No person shall be elected to the office of the President more than twice, and no person who has held the office of President, or acted as President, for more than two years of a term to which some other person was elected President shall be elected to the office of the President more than once.
If some termination to the services of the chief magistrate be not fixed by the Constitution or supplied in practice, his office, nominally for years, will in fact become for life; and history shows how easily that degenerates into an inheritance.
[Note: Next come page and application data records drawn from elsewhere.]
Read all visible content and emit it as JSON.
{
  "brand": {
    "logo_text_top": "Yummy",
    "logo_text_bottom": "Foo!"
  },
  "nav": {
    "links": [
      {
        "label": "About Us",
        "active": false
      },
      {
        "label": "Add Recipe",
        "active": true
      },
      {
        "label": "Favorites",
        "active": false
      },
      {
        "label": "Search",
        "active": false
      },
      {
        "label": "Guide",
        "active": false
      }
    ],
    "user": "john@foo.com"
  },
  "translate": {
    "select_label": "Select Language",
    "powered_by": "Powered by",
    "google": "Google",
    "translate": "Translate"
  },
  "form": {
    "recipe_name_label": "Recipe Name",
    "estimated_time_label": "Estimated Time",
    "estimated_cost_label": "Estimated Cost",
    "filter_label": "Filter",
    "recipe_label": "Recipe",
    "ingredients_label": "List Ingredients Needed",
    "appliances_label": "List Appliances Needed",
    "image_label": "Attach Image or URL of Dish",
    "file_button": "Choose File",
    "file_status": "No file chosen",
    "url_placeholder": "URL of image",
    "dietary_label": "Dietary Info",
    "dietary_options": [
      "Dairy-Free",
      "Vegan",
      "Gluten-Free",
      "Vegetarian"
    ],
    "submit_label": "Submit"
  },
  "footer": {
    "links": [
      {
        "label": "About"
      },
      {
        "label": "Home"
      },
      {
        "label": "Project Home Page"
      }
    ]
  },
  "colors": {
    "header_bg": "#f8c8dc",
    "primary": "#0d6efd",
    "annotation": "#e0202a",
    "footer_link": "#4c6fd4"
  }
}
Believing that a representative government, responsible at short periods of election, is that which produces the greatest sum of happiness to mankind, I feel it a duty to do no act which shall essentially impair that principle; and I should unwillingly be the person who, disregarding the sound precedent set by an illustrious predecessor, should furnish the first example of prolongation beyond the second term of office. (Reply to the Legislature of Vermont, 1807. ME 16:293)
Although it is indeed frustrating to see a great leader - whatever one's definition of such may be - refused the opportunity to lead, simply because he has spent what has been defined as "too much" time in office, the current administration of George W. Bush provides ample illustration of why the 22nd Amendment is a good thing: No amount of dirty tricks or fear-mongering or outright cheating can put George W. Bush back in the Oval Office. He can't even run for president, and for that - as the video reminds below reminds us - we should be eternally grateful to Ol' Number 22.
["22nd Amendment" from Andrew Sloat on Vimeo]